Here's how it works in most vehicles:
- The solenoid acts as a heavy duty switch. It provides current to the starter and simultaneously engages a lever that releases the drive pinion. The drive pinion meshes with the starter ring gear on the flywheel of the engine.
- Once the engine is running, this pinion is disconnected, allowing the gear to turn freely without affecting the engine's operation or the starter itself.
- In some engine configurations, specifically various forms of hybrid systems, the starter motor is used as a power generator when the engine is running, converting the spinning flywheel energy into electricity to feed electrical systems or batteries on the car. The Toyota Hybrid Synergy Drive system operates in this way. (More about the Synergy in this article.
Problems With Starters
Typically, when starter motors go bad it's due to one of the electrical components or physical gears failing and not the starter motor itself. Often, the solenoid will wear out and become incapable sending current to the starter. Sometimes, the pinion gear fails and the starter cannot connect to the flywheel to turn over the engine. Rarely does the starter motor itself physically fail before the vehicle's life span is up.
In many cases, starter issues can be similar to battery issues.

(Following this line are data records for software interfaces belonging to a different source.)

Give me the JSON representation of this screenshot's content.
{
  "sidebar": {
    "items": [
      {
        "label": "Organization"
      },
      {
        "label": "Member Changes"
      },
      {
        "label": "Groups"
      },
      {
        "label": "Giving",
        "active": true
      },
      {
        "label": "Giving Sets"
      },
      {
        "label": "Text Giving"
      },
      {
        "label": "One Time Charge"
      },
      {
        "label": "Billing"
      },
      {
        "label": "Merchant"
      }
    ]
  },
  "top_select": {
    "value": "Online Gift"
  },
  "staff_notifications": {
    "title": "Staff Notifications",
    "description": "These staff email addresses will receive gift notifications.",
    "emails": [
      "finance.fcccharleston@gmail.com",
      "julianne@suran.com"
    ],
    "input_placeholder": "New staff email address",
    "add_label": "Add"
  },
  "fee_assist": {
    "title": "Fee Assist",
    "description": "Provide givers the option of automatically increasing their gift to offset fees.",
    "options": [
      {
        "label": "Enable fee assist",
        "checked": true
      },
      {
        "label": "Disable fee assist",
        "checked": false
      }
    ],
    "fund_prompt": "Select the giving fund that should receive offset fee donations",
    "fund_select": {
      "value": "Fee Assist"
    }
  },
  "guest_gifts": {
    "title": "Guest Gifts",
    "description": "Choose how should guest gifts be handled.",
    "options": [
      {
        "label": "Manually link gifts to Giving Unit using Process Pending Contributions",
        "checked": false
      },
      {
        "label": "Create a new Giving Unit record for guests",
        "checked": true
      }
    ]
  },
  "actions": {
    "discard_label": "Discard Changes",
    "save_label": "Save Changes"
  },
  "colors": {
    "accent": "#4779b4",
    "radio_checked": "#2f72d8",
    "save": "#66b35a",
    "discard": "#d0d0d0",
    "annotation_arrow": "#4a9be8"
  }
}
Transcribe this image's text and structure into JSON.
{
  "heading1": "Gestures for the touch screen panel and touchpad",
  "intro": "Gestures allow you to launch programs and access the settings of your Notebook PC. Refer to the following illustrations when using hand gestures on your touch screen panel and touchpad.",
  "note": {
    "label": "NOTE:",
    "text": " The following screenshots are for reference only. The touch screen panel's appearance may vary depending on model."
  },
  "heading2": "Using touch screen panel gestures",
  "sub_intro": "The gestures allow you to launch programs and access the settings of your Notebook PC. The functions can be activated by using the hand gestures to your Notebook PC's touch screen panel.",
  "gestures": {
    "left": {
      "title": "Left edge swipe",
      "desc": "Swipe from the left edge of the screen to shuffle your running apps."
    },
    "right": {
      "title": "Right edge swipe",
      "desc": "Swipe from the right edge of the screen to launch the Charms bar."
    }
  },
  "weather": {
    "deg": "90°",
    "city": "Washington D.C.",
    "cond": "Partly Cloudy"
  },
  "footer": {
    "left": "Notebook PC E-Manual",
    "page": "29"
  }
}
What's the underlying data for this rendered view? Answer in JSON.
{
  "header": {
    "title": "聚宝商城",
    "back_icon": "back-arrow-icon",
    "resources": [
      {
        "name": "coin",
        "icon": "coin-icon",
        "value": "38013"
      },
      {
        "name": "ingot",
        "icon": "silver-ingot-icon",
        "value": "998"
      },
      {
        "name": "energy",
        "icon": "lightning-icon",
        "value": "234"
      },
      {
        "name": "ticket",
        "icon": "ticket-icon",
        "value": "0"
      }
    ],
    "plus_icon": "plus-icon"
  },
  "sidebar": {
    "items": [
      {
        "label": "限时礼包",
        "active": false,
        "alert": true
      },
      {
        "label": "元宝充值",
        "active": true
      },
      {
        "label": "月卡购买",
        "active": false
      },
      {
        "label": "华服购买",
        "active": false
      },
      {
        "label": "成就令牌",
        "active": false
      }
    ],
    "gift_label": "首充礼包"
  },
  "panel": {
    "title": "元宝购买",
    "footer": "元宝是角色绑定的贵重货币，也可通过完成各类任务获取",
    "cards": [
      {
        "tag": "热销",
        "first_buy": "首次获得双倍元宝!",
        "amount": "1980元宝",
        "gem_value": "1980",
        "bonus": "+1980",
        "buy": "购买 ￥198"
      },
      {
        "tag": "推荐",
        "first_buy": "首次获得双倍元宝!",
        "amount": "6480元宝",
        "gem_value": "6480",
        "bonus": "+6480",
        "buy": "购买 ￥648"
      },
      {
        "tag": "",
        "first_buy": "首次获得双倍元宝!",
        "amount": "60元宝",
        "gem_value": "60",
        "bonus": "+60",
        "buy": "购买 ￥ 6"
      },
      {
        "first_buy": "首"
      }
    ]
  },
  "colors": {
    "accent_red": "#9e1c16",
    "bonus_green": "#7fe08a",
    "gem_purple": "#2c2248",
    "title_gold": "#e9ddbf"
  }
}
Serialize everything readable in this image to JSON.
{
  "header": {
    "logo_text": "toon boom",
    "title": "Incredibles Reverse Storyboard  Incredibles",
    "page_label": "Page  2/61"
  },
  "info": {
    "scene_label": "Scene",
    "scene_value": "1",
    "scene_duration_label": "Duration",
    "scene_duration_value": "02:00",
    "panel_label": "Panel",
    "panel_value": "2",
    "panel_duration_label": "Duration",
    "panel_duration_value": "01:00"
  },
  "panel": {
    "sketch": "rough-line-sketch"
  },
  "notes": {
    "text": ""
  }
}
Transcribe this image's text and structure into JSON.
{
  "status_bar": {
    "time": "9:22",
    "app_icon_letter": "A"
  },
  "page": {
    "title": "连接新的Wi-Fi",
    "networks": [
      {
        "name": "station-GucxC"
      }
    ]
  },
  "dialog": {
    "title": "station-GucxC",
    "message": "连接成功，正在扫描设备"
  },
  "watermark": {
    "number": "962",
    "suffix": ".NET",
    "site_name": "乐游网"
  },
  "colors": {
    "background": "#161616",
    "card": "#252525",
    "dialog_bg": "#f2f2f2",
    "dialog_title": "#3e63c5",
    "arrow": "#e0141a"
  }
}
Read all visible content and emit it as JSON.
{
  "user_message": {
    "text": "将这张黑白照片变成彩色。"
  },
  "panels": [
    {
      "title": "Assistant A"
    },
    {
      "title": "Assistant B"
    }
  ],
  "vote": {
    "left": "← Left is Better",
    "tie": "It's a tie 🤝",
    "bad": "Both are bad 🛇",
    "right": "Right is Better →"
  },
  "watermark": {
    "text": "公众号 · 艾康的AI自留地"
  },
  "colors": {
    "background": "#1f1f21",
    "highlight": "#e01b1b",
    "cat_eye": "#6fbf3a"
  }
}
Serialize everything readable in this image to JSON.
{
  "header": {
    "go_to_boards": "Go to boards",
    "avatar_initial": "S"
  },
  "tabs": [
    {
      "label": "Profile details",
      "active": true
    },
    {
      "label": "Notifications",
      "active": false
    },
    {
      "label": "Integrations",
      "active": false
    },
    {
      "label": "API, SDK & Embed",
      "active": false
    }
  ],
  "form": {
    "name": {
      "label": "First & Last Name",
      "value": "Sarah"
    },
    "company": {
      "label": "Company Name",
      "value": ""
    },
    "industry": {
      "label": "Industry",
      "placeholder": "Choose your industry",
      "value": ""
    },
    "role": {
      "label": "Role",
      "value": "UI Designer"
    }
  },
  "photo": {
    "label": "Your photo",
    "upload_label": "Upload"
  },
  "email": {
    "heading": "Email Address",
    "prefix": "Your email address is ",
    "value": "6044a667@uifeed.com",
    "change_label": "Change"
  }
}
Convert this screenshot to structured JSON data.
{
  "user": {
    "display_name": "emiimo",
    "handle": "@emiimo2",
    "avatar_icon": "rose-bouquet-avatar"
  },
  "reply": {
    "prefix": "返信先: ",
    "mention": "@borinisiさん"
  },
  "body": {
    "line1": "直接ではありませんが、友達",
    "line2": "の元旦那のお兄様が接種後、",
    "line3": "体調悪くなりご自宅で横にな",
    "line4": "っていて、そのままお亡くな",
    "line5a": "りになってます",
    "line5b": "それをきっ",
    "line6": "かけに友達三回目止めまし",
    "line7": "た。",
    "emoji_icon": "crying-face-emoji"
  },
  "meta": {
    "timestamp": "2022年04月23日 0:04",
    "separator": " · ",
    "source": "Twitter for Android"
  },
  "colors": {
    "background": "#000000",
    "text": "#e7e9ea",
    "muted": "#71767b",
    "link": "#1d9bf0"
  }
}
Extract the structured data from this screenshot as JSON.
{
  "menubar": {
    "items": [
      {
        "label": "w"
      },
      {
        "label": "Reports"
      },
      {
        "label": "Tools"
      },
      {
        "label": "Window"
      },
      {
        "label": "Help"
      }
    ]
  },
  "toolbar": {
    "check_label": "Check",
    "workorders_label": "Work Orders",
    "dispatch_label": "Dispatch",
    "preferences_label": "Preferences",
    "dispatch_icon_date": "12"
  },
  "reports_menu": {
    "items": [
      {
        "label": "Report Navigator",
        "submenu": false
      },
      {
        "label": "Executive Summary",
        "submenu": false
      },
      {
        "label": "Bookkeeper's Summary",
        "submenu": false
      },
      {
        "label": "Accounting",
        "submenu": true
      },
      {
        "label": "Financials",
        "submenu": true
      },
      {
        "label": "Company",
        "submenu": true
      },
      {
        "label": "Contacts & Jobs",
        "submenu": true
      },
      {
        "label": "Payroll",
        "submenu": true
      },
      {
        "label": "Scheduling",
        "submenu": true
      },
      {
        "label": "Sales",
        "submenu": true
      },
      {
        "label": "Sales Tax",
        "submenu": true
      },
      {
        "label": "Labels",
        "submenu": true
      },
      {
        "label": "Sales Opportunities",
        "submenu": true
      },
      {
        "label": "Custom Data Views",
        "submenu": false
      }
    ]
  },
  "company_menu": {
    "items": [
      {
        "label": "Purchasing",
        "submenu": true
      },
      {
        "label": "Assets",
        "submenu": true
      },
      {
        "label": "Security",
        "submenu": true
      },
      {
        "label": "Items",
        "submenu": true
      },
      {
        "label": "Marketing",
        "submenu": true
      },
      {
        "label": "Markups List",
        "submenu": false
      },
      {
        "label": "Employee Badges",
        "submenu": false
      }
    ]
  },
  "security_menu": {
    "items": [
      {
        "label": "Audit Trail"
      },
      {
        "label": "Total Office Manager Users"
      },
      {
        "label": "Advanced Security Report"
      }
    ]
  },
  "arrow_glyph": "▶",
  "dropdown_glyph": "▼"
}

This guide on charging and jump-starting a battery can help you get back on the road if you have a dead battery or need to rule out battery issues.
Where To Buy A Starter Motor For Your Toyota
If you need a new starter motor or solenoid, Olathe Toyota Parts Center is the best place to buy an OEM starter for your Toyota car or truck. We sell genuine Toyota parts at wholesale prices and offer fast shipping. We also offer resources like starter motor replacement tutorials, a free Toyota VIN decoder, diagnostic info for common Toyota trouble codes, and a wide variety of resources just for Toyota and Scion owners.